Boost Your Nested Home Lab (Part 1/3)

Many people run a nested vSphere home lab using VMware Workstation. Workstation is typically running on a Windows-based desktop or laptop with 8GB of RAM or more. For those of you who have worked with a nested environment like this, you’ll have found that you barely squeeze enough juice out of the system to run multiple nested ESXi hosts, vCenter and any other VMs you’re wanting to test.

So how can we squeeze the system just that bit more? How can we boost available resources for our RAM and compute hungry nested lab?

Enter Alacrity

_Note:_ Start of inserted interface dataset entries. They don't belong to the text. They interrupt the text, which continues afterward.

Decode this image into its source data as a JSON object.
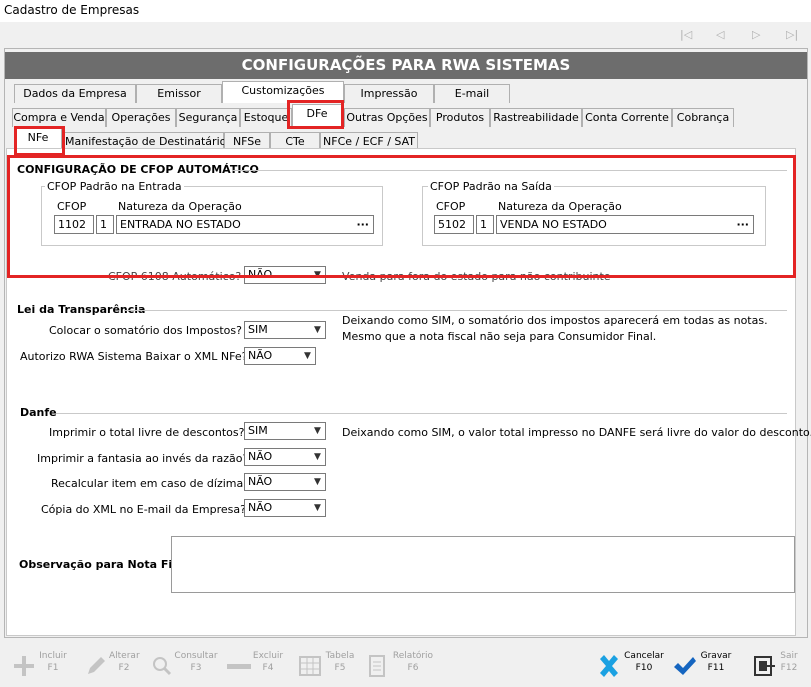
{
  "window": {
    "title": "Cadastro de Empresas"
  },
  "header": {
    "title": "CONFIGURAÇÕES PARA RWA SISTEMAS"
  },
  "tabs_row1": [
    "Dados da Empresa",
    "Emissor",
    "Customizações",
    "Impressão",
    "E-mail"
  ],
  "tabs_row2": [
    "Compra e Venda",
    "Operações",
    "Segurança",
    "Estoque",
    "DFe",
    "Outras Opções",
    "Produtos",
    "Rastreabilidade",
    "Conta Corrente",
    "Cobrança"
  ],
  "tabs_row3": [
    "NFe",
    "Manifestação de Destinatário",
    "NFSe",
    "CTe",
    "NFCe / ECF / SAT"
  ],
  "cfop": {
    "section_title": "CONFIGURAÇÃO DE CFOP AUTOMÁTICO",
    "entrada": {
      "group_label": "CFOP Padrão na Entrada",
      "cfop_label": "CFOP",
      "natureza_label": "Natureza da Operação",
      "cfop_value": "1102",
      "seq_value": "1",
      "natureza_value": "ENTRADA NO ESTADO",
      "btn": "···"
    },
    "saida": {
      "group_label": "CFOP Padrão na Saída",
      "cfop_label": "CFOP",
      "natureza_label": "Natureza da Operação",
      "cfop_value": "5102",
      "seq_value": "1",
      "natureza_value": "VENDA NO ESTADO",
      "btn": "···"
    },
    "auto_label": "CFOP 6108 Automático?",
    "auto_value": "NÃO",
    "auto_note": "Venda para fora do estado para não contribuinte"
  },
  "lei": {
    "title": "Lei da Transparência",
    "somatorio_label": "Colocar o somatório dos Impostos?",
    "somatorio_value": "SIM",
    "note1": "Deixando como SIM, o somatório dos impostos aparecerá em todas as notas.",
    "note2": "Mesmo que a nota fiscal não seja para Consumidor Final.",
    "xml_label": "Autorizo RWA Sistema Baixar o XML NFe?",
    "xml_value": "NÃO"
  },
  "danfe": {
    "title": "Danfe",
    "total_label": "Imprimir o total livre de descontos?",
    "total_value": "SIM",
    "total_note": "Deixando como SIM, o valor total impresso no DANFE será livre do valor do desconto.",
    "fantasia_label": "Imprimir a fantasia ao invés da razão?",
    "fantasia_value": "NÃO",
    "recalc_label": "Recalcular item em caso de dízima?",
    "recalc_value": "NÃO",
    "copia_label": "Cópia do XML no E-mail da Empresa?",
    "copia_value": "NÃO"
  },
  "obs": {
    "label": "Observação para Nota Fiscal"
  },
  "toolbar": {
    "incluir": "Incluir",
    "incluir_key": "F1",
    "alterar": "Alterar",
    "alterar_key": "F2",
    "consultar": "Consultar",
    "consultar_key": "F3",
    "excluir": "Excluir",
    "excluir_key": "F4",
    "tabela": "Tabela",
    "tabela_key": "F5",
    "relatorio": "Relatório",
    "relatorio_key": "F6",
    "cancelar": "Cancelar",
    "cancelar_key": "F10",
    "gravar": "Gravar",
    "gravar_key": "F11",
    "sair": "Sair",
    "sair_key": "F12"
  },
  "colors": {
    "header_bg": "#6d6d6d",
    "highlight_red": "#e32424",
    "cancel_blue": "#1ba1e2",
    "gravar_blue": "#1565c0"
  }
}
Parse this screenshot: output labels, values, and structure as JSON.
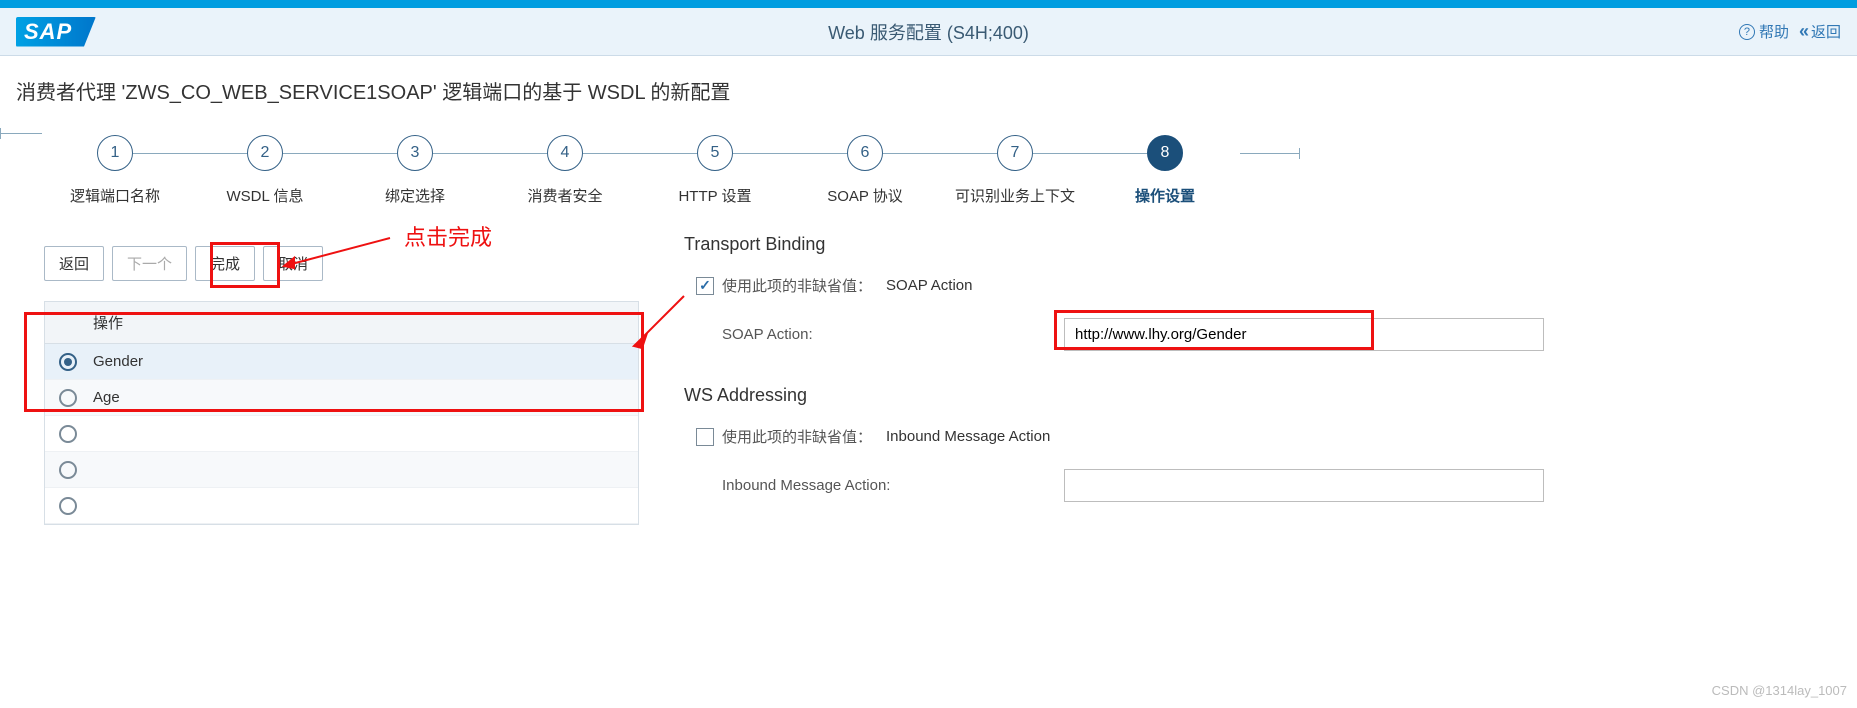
{
  "header": {
    "logo_text": "SAP",
    "title": "Web 服务配置 (S4H;400)",
    "help": "帮助",
    "back": "返回"
  },
  "page_title": "消费者代理 'ZWS_CO_WEB_SERVICE1SOAP' 逻辑端口的基于 WSDL 的新配置",
  "steps": [
    {
      "num": "1",
      "label": "逻辑端口名称"
    },
    {
      "num": "2",
      "label": "WSDL 信息"
    },
    {
      "num": "3",
      "label": "绑定选择"
    },
    {
      "num": "4",
      "label": "消费者安全"
    },
    {
      "num": "5",
      "label": "HTTP 设置"
    },
    {
      "num": "6",
      "label": "SOAP 协议"
    },
    {
      "num": "7",
      "label": "可识别业务上下文"
    },
    {
      "num": "8",
      "label": "操作设置"
    }
  ],
  "active_step": 7,
  "buttons": {
    "back": "返回",
    "next": "下一个",
    "finish": "完成",
    "cancel": "取消"
  },
  "table": {
    "header": "操作",
    "rows": [
      {
        "label": "Gender",
        "selected": true
      },
      {
        "label": "Age",
        "selected": false
      },
      {
        "label": "",
        "selected": false
      },
      {
        "label": "",
        "selected": false
      },
      {
        "label": "",
        "selected": false
      }
    ]
  },
  "right": {
    "section1_title": "Transport Binding",
    "non_default_label": "使用此项的非缺省值：",
    "soap_action_name": "SOAP Action",
    "soap_action_label": "SOAP Action:",
    "soap_action_value": "http://www.lhy.org/Gender",
    "section2_title": "WS Addressing",
    "inbound_name": "Inbound Message Action",
    "inbound_label": "Inbound Message Action:"
  },
  "annotations": {
    "click_finish": "点击完成"
  },
  "watermark": "CSDN @1314lay_1007"
}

Gamers have been using software to optimize resource usage for years. Their goal is to squeeze as much available performance out of their games to improve their user experience. Well, we’re practically doing the same thing here, only instead of a game we’re going to optimize for VMware Workstation. My preferred software choice for this job is AlacrityPC.

AlacrityPC, or simply Alacrity, was one of the first optimization programs that I became aware of, way back in the Windows XP days. It’s fairly straightforward in how it works and the options it provides. You define the services and applications that you want to change the running state of while you execute preferred programs. In this case, Workstation.

There are also some extra tweaks and options available which can help bolster available resources. For example you can defragment system memory one or more times, to eek out every last drop of RAM.

There are more options available these days, with offerings usually from hardware vendors looking to appeal to the gaming market. Alacrity still holds its own, in my opinion.

The program itself hasn’t been updated in a few years, but surprisingly it works just fine on most Windows client operating systems. From Windows XP all the way up to Windows 10 (aside: please don’t run XP or Vista any longer, just don’t). I attribute this ability to keep on ticking to the clean design and implementation.

Prep the Flight Deck

Ready to try it out? First, you’ll have to download the installer as well as a patch. For our purposes I’ll assume you’re running a 64-bit version of Windows, so grab the 64-bit version of Alacrity, alacritypc_x64_1.0.0.0.zip as well as the patch file, alacritypc_update_1.0.0.68.zip. Can’t find them? Check out the Files section on the SourceForge site.

Once downloaded, unzip the installer (remember that’s alacritypc_x64_1.0.0.0.zip ) and run the setup program you’ve extracted. After AlacrityPC is installed, you need to extract the contents of the update zip file, alacritypc_update_1.0.0.68.zip , into the AlacrityPC install directory. For a typical out-of-the-box Windows install, that’s C:\Program Files\Ken Salter\AlacrityPC . Make sure to overwrite any files when prompted.

Taxi the Jet

AlacrityPC is now installed and is waiting for us to configure it so we can boost VMware Workstation. In the second part of this short series, we’ll figure out what exactly we want to configure.

Featured image photo by DVIDSHUB

Dee Abson

Dee Abson is a technical architect from Alberta, Canada. He's been working in the field of technology for over 20 years and specializes in server and virtualization infrastructure. Working with VMware products since ESX 2, he holds several VMware certifications. He was awarded VMware vExpert for 2014-2017. You can find him on Google+ and Twitter.

5 Responses

  1. deeabson@twitter.com' @deeabson says:

    New Post: Boost Your Nested Home Lab (Part 1/2) https://t.co/x85lju6RNm #homelab #howto #vdm30in30

  2. Boost Your Nested Home Lab (Part 1/2) https://t.co/2Tub4vou4s #General #HomeLab

  3. deeabson@twitter.com' @deeabson says:

    ICYMI: Boost Your Nested Home Lab (Part 1/2) https://t.co/md5ESilGS1 #homelab #howto #vdm30in30

  4. deeabson@twitter.com' @deeabson says:

    ICYMI: Boost Your Nested Home Lab (Part 1/2) https://t.co/MAakPcQfCi #homelab #howto #vdm30in30 #ICYMI

  1. November 10, 2016

    […] the first post, we looked at AlacrityPC, a program that will help us boost the performance of our VMware […]

Leave a Reply

%d bloggers like this:
More in HomeLab, HowTo
Automatically Rename Virtual Machine on Boot

I was recently reminded of a technique I developed and used a decade ago to automatically rename virtual machines when...

Close